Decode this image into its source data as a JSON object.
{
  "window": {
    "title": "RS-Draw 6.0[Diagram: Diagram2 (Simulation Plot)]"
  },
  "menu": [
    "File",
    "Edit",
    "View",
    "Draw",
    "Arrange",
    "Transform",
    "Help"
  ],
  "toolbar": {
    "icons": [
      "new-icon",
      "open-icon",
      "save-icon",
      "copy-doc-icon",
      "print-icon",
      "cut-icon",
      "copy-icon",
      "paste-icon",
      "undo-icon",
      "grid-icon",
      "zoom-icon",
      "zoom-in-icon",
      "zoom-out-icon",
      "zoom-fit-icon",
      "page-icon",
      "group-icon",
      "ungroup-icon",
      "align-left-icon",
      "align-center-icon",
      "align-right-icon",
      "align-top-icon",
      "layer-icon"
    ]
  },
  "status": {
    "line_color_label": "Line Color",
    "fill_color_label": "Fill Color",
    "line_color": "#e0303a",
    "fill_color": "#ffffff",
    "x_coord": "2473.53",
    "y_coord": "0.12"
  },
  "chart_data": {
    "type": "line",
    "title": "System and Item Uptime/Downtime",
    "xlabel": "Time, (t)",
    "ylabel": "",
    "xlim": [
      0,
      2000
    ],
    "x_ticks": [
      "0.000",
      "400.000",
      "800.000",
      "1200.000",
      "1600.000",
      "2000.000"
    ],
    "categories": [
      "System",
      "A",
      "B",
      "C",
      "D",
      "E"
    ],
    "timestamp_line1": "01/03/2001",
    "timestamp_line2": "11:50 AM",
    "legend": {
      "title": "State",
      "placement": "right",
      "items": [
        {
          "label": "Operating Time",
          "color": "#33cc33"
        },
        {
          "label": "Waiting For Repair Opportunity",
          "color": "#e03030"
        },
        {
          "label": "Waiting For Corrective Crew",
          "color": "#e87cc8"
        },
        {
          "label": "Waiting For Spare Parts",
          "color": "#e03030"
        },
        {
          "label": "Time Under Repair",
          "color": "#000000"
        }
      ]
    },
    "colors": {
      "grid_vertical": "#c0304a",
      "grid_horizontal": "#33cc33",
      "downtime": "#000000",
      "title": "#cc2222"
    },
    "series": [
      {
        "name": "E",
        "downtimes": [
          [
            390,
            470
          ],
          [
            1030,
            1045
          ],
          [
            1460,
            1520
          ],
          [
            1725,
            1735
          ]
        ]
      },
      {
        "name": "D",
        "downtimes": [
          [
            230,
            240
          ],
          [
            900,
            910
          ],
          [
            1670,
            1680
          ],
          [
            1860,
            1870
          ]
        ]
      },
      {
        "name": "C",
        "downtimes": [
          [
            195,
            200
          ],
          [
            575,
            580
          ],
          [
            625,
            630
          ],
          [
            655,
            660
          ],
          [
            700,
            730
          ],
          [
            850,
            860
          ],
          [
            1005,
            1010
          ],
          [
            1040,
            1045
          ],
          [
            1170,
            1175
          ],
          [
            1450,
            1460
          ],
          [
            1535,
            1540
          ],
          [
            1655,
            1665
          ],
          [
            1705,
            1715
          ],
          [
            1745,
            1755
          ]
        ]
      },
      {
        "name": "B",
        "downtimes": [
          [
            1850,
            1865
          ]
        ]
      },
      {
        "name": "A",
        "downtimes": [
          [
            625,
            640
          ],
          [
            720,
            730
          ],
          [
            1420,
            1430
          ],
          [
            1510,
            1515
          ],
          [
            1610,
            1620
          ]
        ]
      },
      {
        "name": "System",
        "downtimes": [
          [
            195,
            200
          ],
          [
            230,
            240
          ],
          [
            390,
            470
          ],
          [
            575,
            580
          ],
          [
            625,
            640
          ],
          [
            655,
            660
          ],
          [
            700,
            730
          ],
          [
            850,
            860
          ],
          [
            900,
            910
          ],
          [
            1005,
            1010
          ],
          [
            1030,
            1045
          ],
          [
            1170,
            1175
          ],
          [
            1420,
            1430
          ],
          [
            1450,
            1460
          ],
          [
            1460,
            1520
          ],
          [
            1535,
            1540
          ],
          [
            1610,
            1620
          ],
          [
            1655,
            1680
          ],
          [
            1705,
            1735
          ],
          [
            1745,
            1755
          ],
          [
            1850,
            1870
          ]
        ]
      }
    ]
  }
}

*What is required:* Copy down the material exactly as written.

*Your response:*
Decode this image into its source data as a JSON object.
{
  "window": {
    "title": "RS-Draw 6.0[Diagram: Diagram2 (Simulation Plot)]"
  },
  "menu": [
    "File",
    "Edit",
    "View",
    "Draw",
    "Arrange",
    "Transform",
    "Help"
  ],
  "toolbar": {
    "icons": [
      "new-icon",
      "open-icon",
      "save-icon",
      "copy-doc-icon",
      "print-icon",
      "cut-icon",
      "copy-icon",
      "paste-icon",
      "undo-icon",
      "grid-icon",
      "zoom-icon",
      "zoom-in-icon",
      "zoom-out-icon",
      "zoom-fit-icon",
      "page-icon",
      "group-icon",
      "ungroup-icon",
      "align-left-icon",
      "align-center-icon",
      "align-right-icon",
      "align-top-icon",
      "layer-icon"
    ]
  },
  "status": {
    "line_color_label": "Line Color",
    "fill_color_label": "Fill Color",
    "line_color": "#e0303a",
    "fill_color": "#ffffff",
    "x_coord": "2473.53",
    "y_coord": "0.12"
  },
  "chart_data": {
    "type": "line",
    "title": "System and Item Uptime/Downtime",
    "xlabel": "Time, (t)",
    "ylabel": "",
    "xlim": [
      0,
      2000
    ],
    "x_ticks": [
      "0.000",
      "400.000",
      "800.000",
      "1200.000",
      "1600.000",
      "2000.000"
    ],
    "categories": [
      "System",
      "A",
      "B",
      "C",
      "D",
      "E"
    ],
    "timestamp_line1": "01/03/2001",
    "timestamp_line2": "11:50 AM",
    "legend": {
      "title": "State",
      "placement": "right",
      "items": [
        {
          "label": "Operating Time",
          "color": "#33cc33"
        },
        {
          "label": "Waiting For Repair Opportunity",
          "color": "#e03030"
        },
        {
          "label": "Waiting For Corrective Crew",
          "color": "#e87cc8"
        },
        {
          "label": "Waiting For Spare Parts",
          "color": "#e03030"
        },
        {
          "label": "Time Under Repair",
          "color": "#000000"
        }
      ]
    },
    "colors": {
      "grid_vertical": "#c0304a",
      "grid_horizontal": "#33cc33",
      "downtime": "#000000",
      "title": "#cc2222"
    },
    "series": [
      {
        "name": "E",
        "downtimes": [
          [
            390,
            470
          ],
          [
            1030,
            1045
          ],
          [
            1460,
            1520
          ],
          [
            1725,
            1735
          ]
        ]
      },
      {
        "name": "D",
        "downtimes": [
          [
            230,
            240
          ],
          [
            900,
            910
          ],
          [
            1670,
            1680
          ],
          [
            1860,
            1870
          ]
        ]
      },
      {
        "name": "C",
        "downtimes": [
          [
            195,
            200
          ],
          [
            575,
            580
          ],
          [
            625,
            630
          ],
          [
            655,
            660
          ],
          [
            700,
            730
          ],
          [
            850,
            860
          ],
          [
            1005,
            1010
          ],
          [
            1040,
            1045
          ],
          [
            1170,
            1175
          ],
          [
            1450,
            1460
          ],
          [
            1535,
            1540
          ],
          [
            1655,
            1665
          ],
          [
            1705,
            1715
          ],
          [
            1745,
            1755
          ]
        ]
      },
      {
        "name": "B",
        "downtimes": [
          [
            1850,
            1865
          ]
        ]
      },
      {
        "name": "A",
        "downtimes": [
          [
            625,
            640
          ],
          [
            720,
            730
          ],
          [
            1420,
            1430
          ],
          [
            1510,
            1515
          ],
          [
            1610,
            1620
          ]
        ]
      },
      {
        "name": "System",
        "downtimes": [
          [
            195,
            200
          ],
          [
            230,
            240
          ],
          [
            390,
            470
          ],
          [
            575,
            580
          ],
          [
            625,
            640
          ],
          [
            655,
            660
          ],
          [
            700,
            730
          ],
          [
            850,
            860
          ],
          [
            900,
            910
          ],
          [
            1005,
            1010
          ],
          [
            1030,
            1045
          ],
          [
            1170,
            1175
          ],
          [
            1420,
            1430
          ],
          [
            1450,
            1460
          ],
          [
            1460,
            1520
          ],
          [
            1535,
            1540
          ],
          [
            1610,
            1620
          ],
          [
            1655,
            1680
          ],
          [
            1705,
            1735
          ],
          [
            1745,
            1755
          ],
          [
            1850,
            1870
          ]
        ]
      }
    ]
  }
}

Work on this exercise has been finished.